The SSPX takes the rigorist error of the Feeneyites and their “constant effort to proselytize for their opinion” seriously enough that “the Society of St. Pius X does not allow any proselytism of this error in or around its chapels and faithful, either by word of mouth or by written handouts” (link).
The parallels to the new geocentrism are obvious. As I have documented in this article, the new geocentrists also trouble the Catholic faithful in their “constant effort to proselytize for their opinion” and their “substitution of private opinion for the Church’s teaching”. If the Feeneyites and geocentrists have a “right” to express their rigorist view, we have in turn every right to point out the logical consequences of their rigorism and the collision with the Church’s teaching in Auctorem Fidei. It is therefore perfectly legitimate to oppose both their position and their attempt to mislead the faithful.
Follow the Catholic Church or the Geocentrists
The new geocentrists have boxed themselves in. Or, to use the analogy I have used before, they’re like a monkey who has shoved his hand into a priceless Ming vase in order to grab a pebble. The priceless vase is the Catholic Faith. The pebble is geocentrism. They think that the pebble is so very precious. They play up its importance at every turn. They consider it their God-dictated duty to spread the gospel of geocentrism. And they claim that it is the official teaching of the Catholic Church.
The solution to the whole problem, the way to get the hand out of the vase without destroying it is simply to see that the Catholic Church has never taught geocentrism as a matter of faith. The Fathers of the Church did not do so (see here, here, and here.) The Roman Catechism doesn’t do so (see here and here.) The seventeenth-century decrees on the issue, when interpreted strictly according to the Catholic Church’s own canonical norms don’t do so either (here).
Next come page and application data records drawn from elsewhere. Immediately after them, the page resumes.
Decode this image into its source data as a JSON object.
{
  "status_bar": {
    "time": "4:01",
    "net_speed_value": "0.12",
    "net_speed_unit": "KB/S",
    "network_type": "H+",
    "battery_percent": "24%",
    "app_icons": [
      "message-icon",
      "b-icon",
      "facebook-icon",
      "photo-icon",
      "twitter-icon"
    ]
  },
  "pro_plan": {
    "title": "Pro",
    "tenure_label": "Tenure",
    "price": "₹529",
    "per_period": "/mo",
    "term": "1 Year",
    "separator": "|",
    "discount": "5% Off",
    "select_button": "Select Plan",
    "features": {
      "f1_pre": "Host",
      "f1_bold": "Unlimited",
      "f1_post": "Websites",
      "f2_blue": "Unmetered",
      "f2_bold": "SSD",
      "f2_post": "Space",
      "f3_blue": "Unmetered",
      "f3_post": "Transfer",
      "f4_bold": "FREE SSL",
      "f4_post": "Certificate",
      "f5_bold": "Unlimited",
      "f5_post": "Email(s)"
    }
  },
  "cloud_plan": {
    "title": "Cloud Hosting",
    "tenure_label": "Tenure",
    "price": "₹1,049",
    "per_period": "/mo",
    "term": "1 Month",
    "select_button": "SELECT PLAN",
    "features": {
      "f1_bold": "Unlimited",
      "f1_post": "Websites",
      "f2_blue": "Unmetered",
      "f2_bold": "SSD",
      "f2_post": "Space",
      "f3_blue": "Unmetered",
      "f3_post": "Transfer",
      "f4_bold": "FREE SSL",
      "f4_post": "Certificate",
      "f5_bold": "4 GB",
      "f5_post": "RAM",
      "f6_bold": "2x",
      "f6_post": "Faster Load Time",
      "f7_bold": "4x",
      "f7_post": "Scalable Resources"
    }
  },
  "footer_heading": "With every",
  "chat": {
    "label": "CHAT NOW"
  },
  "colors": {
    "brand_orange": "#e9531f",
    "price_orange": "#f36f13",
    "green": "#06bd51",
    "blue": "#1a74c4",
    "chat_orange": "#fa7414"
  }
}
If the geocentrists refuse to follow the Church’s Magisterium, if they refuse to acknowledge that the Catholic Church does not teach geocentrism as a matter of faith, then the only way to hang on to their “prize” is to smash the priceless vase, the Catholic Faith itself. As we’ve seen in Part 1 and Part 2 of this essay, that’s basically what they do.
The new geocentrists must decide. The only way they can maintain their supposed contradiction between the seventeenth-century decrees and the words and actions of Magisterium since that time is if they reject the Church’s norms of strict canonical interpretation. If they do that, they just as clearly have themselves fallen into a heresy formally defined in Auctorem Fidei by Pope Pius VI. Conversely, if they accept the Church’s own norms of strict canonical interpretation, they can free themselves from the heresy to which their position inevitably leads. These same principles eliminate the anomaly they insist exists between the seventeenth-century decrees and later magisterial acts that give freedom to Catholics to hold non-geocentric views. In short, they must abandon their insistence that geocentrism has been and remains official Church teaching, or else fall into heresy themselves.
Yet again the choice comes down to this stark question: Who are you going to follow, the Catholic Church or the new geocentrists? It’s one or the other.